Then came the decision to move to a senior living community. McLaughlin knew she would live out the rest of her years in North Carolina. But the question was, where?   Born and raised in High Point, she had earned a teaching certificate at the University of North Carolina at Greensboro and met and married Cleveland Postmaster Milton McLaughlin while teaching at Boyden High School in Salisbury. When their children, Gail and Neely, were born, she took a few years off until Salisbury City Schools Superintendent J. H. Knox recruited her for the brand new Knox Junior High School. McLaughlin taught there for 20 years.  After her husband’s death, McLaughlin moved to Chapel Hill to become a sorority house director — a responsibility she fulfilled for 11 years. And when it was really and truly time to retire, McLaughlin assumed she would remain in Chapel Hill.

“I was driving back from the mountains and saw a billboard for Trinity Oaks,” McLaughlin said. “I called Trinity Oaks the next day, made an appointment, and was accepted within the month.”  “I liked that Trinity Oaks was so well planned and well rounded, and I was pleased that I could choose many of the details for my new apartment.”  As McLaughlin and her daughter, Gail, were packing for the move to Salisbury last spring, they happened upon several of her handmade quilt tops.  “I constructed them using scraps leftover from making Gail’s dresses when she was in elementary school,” McLaughlin said. “There are two Sunbonnet Sue patterns, a Log Cabin and an appliquéd Wedding Ring. Gail had the great idea of asking the quilters at her church to help us complete the backing and binding.”  With help from Gail’s friends at St. Stephen’s Episcopal Church in Oxford, the quilts were finished in time for McLaughlin to display them publicly at Trinity Oaks and gift them to her grandchildren at Christmas.  “I hope they will be enjoyed for years to come by my descendants,” McLaughlin said.
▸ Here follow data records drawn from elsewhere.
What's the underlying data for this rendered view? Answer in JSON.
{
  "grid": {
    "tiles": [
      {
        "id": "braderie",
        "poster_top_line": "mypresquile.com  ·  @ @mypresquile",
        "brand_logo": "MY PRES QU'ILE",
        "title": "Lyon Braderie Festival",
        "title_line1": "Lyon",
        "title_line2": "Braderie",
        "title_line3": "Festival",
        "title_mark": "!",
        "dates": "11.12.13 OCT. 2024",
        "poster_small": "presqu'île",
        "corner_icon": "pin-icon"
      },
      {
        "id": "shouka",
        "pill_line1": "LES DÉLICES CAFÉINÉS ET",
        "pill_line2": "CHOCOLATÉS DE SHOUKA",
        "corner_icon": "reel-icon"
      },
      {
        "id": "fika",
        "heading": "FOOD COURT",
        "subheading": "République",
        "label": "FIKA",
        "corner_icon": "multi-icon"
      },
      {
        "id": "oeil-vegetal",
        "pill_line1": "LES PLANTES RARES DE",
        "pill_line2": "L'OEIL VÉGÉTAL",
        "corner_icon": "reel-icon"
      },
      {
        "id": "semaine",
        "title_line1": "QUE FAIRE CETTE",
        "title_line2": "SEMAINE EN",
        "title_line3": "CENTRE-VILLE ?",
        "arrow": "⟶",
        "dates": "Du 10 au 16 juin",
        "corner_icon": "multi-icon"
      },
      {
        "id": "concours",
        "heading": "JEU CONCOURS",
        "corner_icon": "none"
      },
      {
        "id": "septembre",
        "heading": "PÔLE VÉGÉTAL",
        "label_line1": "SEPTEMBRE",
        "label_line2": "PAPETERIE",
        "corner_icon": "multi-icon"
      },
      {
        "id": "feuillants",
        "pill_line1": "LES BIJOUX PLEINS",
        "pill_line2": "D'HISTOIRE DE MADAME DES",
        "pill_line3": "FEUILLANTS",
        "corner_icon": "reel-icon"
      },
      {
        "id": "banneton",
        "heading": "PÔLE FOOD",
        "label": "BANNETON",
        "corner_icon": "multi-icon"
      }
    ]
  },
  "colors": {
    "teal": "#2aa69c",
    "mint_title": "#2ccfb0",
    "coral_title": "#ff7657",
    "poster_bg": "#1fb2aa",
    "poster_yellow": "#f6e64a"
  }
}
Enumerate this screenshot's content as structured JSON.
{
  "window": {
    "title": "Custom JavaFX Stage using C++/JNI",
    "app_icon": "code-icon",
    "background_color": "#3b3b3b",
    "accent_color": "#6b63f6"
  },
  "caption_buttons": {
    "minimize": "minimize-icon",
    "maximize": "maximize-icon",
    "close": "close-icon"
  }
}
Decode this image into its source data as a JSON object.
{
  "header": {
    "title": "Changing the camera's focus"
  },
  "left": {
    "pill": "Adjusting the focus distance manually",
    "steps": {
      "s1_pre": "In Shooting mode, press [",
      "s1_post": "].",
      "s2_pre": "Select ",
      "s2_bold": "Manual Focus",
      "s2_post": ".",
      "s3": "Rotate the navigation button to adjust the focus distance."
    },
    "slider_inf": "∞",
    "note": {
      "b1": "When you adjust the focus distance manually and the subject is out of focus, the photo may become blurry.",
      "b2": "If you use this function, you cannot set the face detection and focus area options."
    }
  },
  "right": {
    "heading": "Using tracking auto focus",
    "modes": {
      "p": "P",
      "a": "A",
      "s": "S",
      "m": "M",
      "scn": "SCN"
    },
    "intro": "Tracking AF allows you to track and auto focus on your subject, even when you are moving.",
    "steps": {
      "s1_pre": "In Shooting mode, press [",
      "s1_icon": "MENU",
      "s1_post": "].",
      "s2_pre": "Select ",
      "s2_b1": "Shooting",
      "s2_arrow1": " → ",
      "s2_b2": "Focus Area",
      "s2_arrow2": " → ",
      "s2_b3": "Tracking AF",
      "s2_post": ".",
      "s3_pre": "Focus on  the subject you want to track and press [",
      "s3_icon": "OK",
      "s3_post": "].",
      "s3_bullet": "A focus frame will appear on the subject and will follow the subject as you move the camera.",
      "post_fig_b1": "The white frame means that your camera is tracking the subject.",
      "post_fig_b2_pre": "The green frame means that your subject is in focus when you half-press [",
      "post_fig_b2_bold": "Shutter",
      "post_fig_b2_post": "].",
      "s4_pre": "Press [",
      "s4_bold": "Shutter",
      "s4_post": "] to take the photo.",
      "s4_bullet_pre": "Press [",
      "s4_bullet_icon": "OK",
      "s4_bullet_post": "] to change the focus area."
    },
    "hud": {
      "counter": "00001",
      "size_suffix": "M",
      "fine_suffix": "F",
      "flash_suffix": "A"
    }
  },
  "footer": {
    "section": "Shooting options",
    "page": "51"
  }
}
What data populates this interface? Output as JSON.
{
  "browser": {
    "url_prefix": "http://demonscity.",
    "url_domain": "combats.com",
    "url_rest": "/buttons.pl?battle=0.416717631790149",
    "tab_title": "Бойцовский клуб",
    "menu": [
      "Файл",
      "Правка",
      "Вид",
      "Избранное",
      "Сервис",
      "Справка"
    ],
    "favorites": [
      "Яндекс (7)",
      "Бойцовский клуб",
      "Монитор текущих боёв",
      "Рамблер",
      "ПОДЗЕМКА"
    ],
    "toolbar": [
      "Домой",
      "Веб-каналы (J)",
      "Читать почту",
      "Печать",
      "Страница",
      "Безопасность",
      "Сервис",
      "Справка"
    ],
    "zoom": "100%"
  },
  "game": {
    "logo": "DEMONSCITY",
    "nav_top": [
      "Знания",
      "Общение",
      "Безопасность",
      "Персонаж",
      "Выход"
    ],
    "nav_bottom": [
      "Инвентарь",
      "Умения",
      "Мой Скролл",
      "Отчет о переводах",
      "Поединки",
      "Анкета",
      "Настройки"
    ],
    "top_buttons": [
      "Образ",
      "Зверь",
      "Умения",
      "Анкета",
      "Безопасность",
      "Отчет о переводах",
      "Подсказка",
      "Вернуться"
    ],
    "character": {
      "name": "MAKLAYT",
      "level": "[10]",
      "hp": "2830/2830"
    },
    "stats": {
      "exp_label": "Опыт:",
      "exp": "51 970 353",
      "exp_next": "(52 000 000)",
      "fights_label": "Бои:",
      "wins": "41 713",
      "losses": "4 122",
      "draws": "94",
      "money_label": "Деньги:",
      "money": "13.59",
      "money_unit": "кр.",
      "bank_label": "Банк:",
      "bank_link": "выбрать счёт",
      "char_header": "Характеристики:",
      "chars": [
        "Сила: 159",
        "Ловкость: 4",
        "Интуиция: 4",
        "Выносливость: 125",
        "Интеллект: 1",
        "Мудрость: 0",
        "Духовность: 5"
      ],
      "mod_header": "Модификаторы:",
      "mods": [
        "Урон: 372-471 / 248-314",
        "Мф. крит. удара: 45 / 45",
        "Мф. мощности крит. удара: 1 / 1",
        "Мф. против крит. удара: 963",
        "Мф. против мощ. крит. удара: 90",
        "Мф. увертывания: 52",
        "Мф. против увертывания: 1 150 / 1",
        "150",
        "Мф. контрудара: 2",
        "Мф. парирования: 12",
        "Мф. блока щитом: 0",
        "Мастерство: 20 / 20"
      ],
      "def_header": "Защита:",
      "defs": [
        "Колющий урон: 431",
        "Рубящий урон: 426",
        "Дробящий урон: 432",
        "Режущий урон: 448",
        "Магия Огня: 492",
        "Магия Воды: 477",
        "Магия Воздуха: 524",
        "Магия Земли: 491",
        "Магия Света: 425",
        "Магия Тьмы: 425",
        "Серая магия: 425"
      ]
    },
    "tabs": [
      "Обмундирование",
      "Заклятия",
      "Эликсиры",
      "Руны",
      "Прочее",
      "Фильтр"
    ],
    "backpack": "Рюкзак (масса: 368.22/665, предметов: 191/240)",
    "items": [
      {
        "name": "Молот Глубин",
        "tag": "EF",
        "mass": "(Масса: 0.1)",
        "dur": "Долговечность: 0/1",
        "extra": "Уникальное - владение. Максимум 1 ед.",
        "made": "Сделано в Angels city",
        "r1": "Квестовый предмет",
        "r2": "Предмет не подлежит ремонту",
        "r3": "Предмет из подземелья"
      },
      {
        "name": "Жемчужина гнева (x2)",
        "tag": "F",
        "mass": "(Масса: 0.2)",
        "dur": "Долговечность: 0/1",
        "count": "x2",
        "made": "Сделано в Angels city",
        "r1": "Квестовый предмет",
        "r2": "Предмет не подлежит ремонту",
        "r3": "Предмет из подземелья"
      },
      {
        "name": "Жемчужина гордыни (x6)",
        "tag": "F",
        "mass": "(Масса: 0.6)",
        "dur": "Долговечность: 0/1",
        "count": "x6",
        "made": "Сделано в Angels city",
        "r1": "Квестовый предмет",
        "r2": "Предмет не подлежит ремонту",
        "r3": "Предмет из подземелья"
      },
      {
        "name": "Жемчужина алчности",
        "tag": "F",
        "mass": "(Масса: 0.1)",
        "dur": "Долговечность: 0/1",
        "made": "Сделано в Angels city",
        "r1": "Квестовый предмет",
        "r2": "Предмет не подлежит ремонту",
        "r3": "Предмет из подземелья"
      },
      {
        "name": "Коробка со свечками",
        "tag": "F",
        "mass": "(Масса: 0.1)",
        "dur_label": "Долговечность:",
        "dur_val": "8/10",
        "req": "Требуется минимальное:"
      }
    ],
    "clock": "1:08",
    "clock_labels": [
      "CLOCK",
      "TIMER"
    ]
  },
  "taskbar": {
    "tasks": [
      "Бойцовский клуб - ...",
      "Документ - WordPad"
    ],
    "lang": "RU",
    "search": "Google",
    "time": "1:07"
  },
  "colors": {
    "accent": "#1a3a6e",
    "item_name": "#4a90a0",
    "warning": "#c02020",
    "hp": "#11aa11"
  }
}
McLaughlin is finding plenty to keep her busy even though she can no longer quilt.  “We have lots of singalongs at Trinity Oaks, which I love,” McLaughlin said. “We have marvelous music at our chapel services. We have also taken field trips to see Christmas lights in Kannapolis and to see new developments in my old hometown of Cleveland — and there are many other activities to choose from.  “When I first considered moving to a senior living community, I was afraid the time was coming when I could no longer be independent. Here at Trinity Oaks, I have the opportunity to be independent.”


Read more at: https://www.salisburypost.com/2024/02/03/of-hearts-and-hands-a-former-quilter-completes-her-heirlooms-with-help-from-friends/